_What the exercise asks:_ Which lines in the records below contain the word "type"? Copy each one.

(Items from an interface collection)
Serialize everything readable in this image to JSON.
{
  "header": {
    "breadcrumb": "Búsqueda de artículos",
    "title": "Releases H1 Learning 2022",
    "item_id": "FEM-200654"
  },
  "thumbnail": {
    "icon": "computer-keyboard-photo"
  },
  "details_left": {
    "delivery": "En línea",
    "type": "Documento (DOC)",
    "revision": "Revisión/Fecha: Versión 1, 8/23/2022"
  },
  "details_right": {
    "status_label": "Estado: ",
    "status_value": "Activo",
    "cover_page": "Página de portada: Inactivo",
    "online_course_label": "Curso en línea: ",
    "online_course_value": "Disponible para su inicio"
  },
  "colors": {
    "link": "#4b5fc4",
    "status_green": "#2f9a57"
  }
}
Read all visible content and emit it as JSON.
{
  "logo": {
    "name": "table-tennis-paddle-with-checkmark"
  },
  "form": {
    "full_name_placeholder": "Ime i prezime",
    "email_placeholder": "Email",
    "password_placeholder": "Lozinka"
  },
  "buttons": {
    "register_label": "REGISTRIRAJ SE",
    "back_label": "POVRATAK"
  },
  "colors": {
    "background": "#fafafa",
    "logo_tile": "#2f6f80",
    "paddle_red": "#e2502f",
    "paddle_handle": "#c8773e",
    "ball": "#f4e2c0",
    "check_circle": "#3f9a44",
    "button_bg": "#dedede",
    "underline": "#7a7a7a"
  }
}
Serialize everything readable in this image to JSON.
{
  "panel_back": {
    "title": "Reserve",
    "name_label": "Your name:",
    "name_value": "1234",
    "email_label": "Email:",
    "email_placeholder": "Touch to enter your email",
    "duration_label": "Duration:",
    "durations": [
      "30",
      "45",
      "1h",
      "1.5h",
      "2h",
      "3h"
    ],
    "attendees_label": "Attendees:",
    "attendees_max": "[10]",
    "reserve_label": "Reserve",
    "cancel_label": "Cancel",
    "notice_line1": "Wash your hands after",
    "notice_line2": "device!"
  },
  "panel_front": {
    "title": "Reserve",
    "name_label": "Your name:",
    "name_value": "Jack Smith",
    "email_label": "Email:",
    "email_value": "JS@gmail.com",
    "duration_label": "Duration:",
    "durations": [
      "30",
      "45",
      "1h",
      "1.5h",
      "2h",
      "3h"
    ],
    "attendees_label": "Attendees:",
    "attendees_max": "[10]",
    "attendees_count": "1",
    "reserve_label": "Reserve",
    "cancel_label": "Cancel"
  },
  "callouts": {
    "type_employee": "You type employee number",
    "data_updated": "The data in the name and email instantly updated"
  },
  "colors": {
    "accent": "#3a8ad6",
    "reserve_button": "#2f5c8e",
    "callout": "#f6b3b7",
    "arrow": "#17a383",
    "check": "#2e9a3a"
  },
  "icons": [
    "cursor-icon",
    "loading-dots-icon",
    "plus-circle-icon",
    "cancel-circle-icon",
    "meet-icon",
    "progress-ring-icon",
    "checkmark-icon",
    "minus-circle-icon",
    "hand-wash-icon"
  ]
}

_The completed task:_
    "type": "Documento (DOC)",
    "type_employee": "You type employee number",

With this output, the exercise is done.